Published in Terminal (Wellington: City Gallery Wellington, 2020), 4-16.
 Christopher Schaberg, The End of Airports (New York: Bloomsbury Academic, 2015).
 Tario Mzezewa, ‘The Flight Goes Nowhere. And It’s Sold Out’, New York Times, 19 September 2020, http://www.nytimes.com/2020/09/19/travel/airlines-pandemic-flights-to-nowhere.html; Laura Reiley, ‘Some People Miss Travel So Much that They Are Ordering Airplane Food Delivered to Their Home’, Washington Post, 8 May 2020, http://www.washingtonpost.com/business/2020/05/07/jetblue-airline-food-home-delivery/.
 Alastair Gordon, Naked Airport: A Cultural History of the World’s Most Revolutionary Structure (New York: Metropolitan Books, 2004), 236.
 Ibid., 268.
 Lilian Mironov, Airport Aura: A Spatial History of Airport Infrastructure (Zurich: Vdf Hochschulverlag AG, 2020), 151.
 Dorothy Spears, ‘In a Stressful Setting, Artistic Treatment for the Traveler’, New York Times, 16 March 2011, http://www.nytimes.com/2011/03/17/arts/design/airports-as-art-exhibition-areas.html.
 Cristina Alcivar, ‘The Biggest Airport Wellness Trends of 2019’, Vane, 14 February 2019, http://www.vanemag.com/the-biggest-airport-wellness-trends-of-2019/.
 Dorothy Spears, ‘In a Stressful Setting, Artistic Treatment for the Traveler’.
 Jared Savage, ‘Māori Angry as Burial Site Dug Up’, New Zealand Herald, 9 May 2009, http://www.nzherald.co.nz/nz/news/article.cfm?c_id=1&objectid=10571341.
 Christina Persico, ‘Councillors Updated on Don Driver Airport Mural’, Taranaki Daily News, 13 February 2019, http://www.stuff.co.nz/taranaki-daily-news/news/110566697/councillors-updated-on-don-driver-airport-mural.
 Jimmy Stamp, ‘Music for Airports Soothes the Savage Passenger’, Smithsonian Magazine, 7 June 2012, http://www.smithsonianmag.com/arts-culture/music-for-airports-soothes-the-savage-passenger-116079759/.
 Anne Doran, ‘They Know Why You Fly: Martha Rosler on Her Airport Photographs’, ARTnews.com, 15 August 2017, http://www.artnews.com/art-news/artists/they-know-why-you-fly-martha-rosler-on-her-airport-photographs-8816/.
 Rachel Hall, The Transparent Traveler: The Performance and Culture of Airport Security (Durham and London: Duke University Press, 2015), 18.
 Jason Farago, ‘The Merry-Go-Round Stopped.

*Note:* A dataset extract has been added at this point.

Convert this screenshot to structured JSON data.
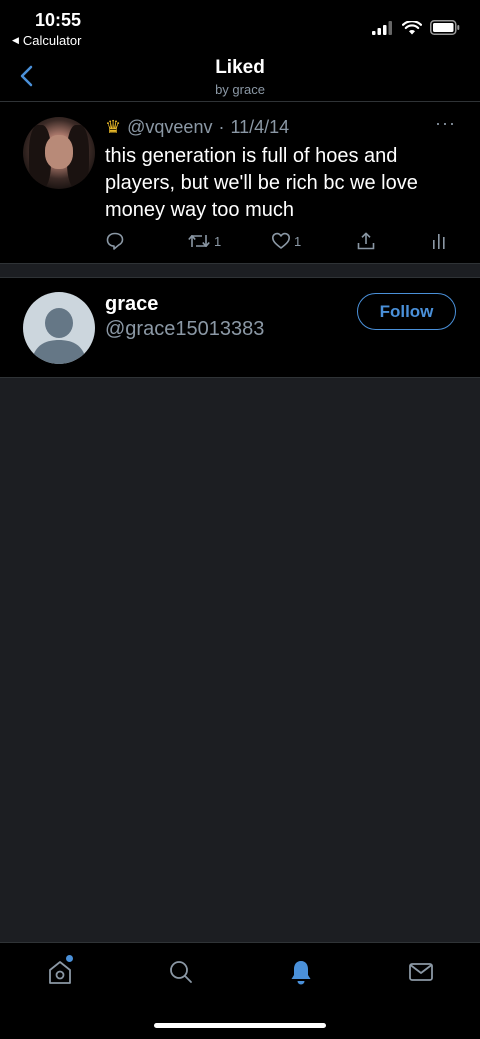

What Sort of Art Will Emerge?’, New York Times, 25 March 2020, http://www.nytimes.com/2020/03/25/arts/design/coronavirus-digital-artists.html.

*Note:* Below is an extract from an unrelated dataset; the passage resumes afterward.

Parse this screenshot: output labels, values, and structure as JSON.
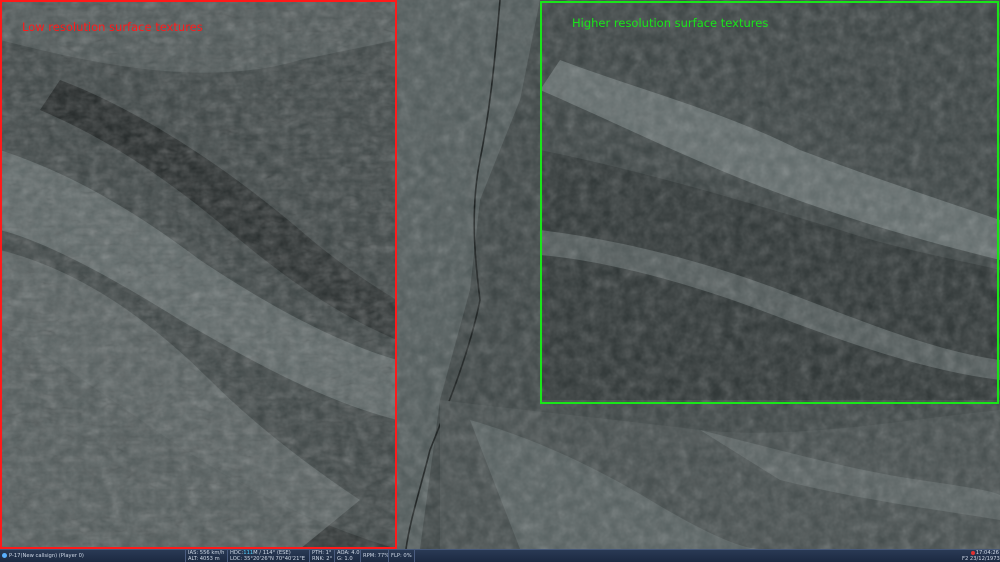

 D.T. Max, ‘The Art of Conversation: The Curator Who Talked His Way to the Top’, The New Yorker, 8 December 2014, http://www.newyorker.com/magazine/2014/12/08/art-conversation.
 Hans Ulrich Obrist: ‘Ecology Will Be at the Heart of Everything We Do’, The Art Newspaper, 3 February 2020, http://www.theartnewspaper.com/news/archive-leaders-hans-ulrich-obrist-look-to-artists-to-shape-the-future.

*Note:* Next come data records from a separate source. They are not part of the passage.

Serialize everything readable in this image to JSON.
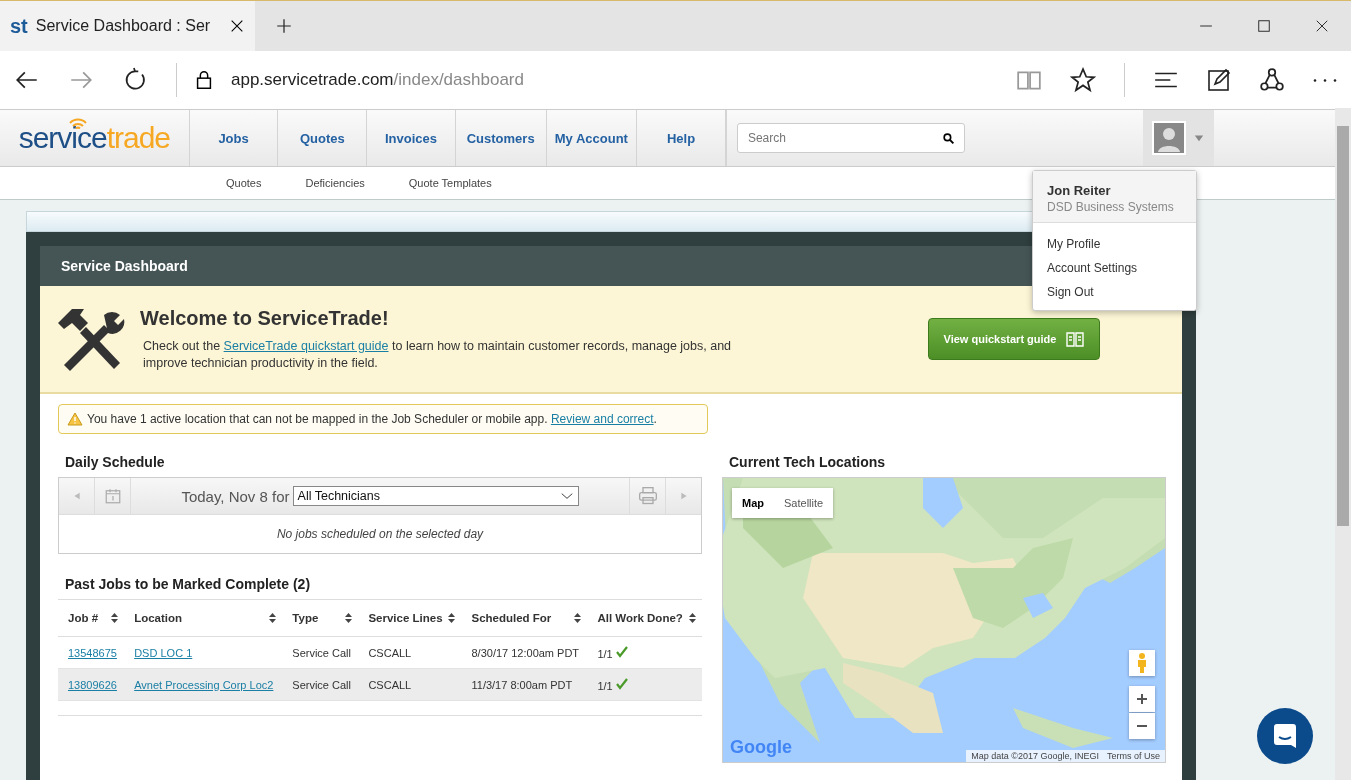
{
  "browser": {
    "favicon": "st",
    "tab_title": "Service Dashboard : Ser",
    "url_host": "app.servicetrade.com",
    "url_path": "/index/dashboard"
  },
  "logo": {
    "part_1": "service",
    "part_2": "trade"
  },
  "nav": [
    "Jobs",
    "Quotes",
    "Invoices",
    "Customers",
    "My Account",
    "Help"
  ],
  "search": {
    "placeholder": "Search"
  },
  "subnav": [
    "Quotes",
    "Deficiencies",
    "Quote Templates"
  ],
  "user_menu": {
    "name": "Jon Reiter",
    "company": "DSD Business Systems",
    "items": [
      "My Profile",
      "Account Settings",
      "Sign Out"
    ]
  },
  "panel_title": "Service Dashboard",
  "welcome": {
    "title": "Welcome to ServiceTrade!",
    "text_before": "Check out the ",
    "link": "ServiceTrade quickstart guide",
    "text_after": " to learn how to maintain customer records, manage jobs, and improve technician productivity in the field.",
    "button": "View quickstart guide"
  },
  "alert": {
    "text": "You have 1 active location that can not be mapped in the Job Scheduler or mobile app. ",
    "link": "Review and correct",
    "end": "."
  },
  "schedule": {
    "title": "Daily Schedule",
    "date": "Today, Nov 8 for",
    "technician": "All Technicians",
    "empty": "No jobs scheduled on the selected day"
  },
  "past_jobs": {
    "title": "Past Jobs to be Marked Complete (2)",
    "columns": [
      "Job #",
      "Location",
      "Type",
      "Service Lines",
      "Scheduled For",
      "All Work Done?"
    ],
    "rows": [
      {
        "job": "13548675",
        "location": "DSD LOC 1",
        "type": "Service Call",
        "service_lines": "CSCALL",
        "scheduled": "8/30/17 12:00am PDT",
        "done": "1/1",
        "complete": true
      },
      {
        "job": "13809626",
        "location": "Avnet Processing Corp Loc2",
        "type": "Service Call",
        "service_lines": "CSCALL",
        "scheduled": "11/3/17 8:00am PDT",
        "done": "1/1",
        "complete": true
      }
    ]
  },
  "map": {
    "title": "Current Tech Locations",
    "types": [
      {
        "label": "Map",
        "selected": true
      },
      {
        "label": "Satellite",
        "selected": false
      }
    ],
    "logo": "Google",
    "attribution": "Map data ©2017 Google, INEGI",
    "terms": "Terms of Use"
  }
}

 Niru Ratnam, ‘Could Contemporary Art Be Less Wasteful?, Apollo, 27 January 2020, http://www.apollo-magazine.com/contemporary-art-waste-kate-mcmillan-niru-ratnam/.
 Kyle Chayka, ‘Can the Art World Kick Its Addiction to Flying?’, Frieze, 26 December 2019, http://www.frieze.com/article/can-art-world-kick-its-addiction-flying.
 Mel Evans, ‘How Activists Made the Art World Wake Up to the Climate Crisis’, Frieze, 11 February 2020, www. frieze.com/article/how-activists-made-art-world-wake-climate-crisis.
 Kyle Chayka, ‘Can the Art World Kick Its Addiction to Flying?’.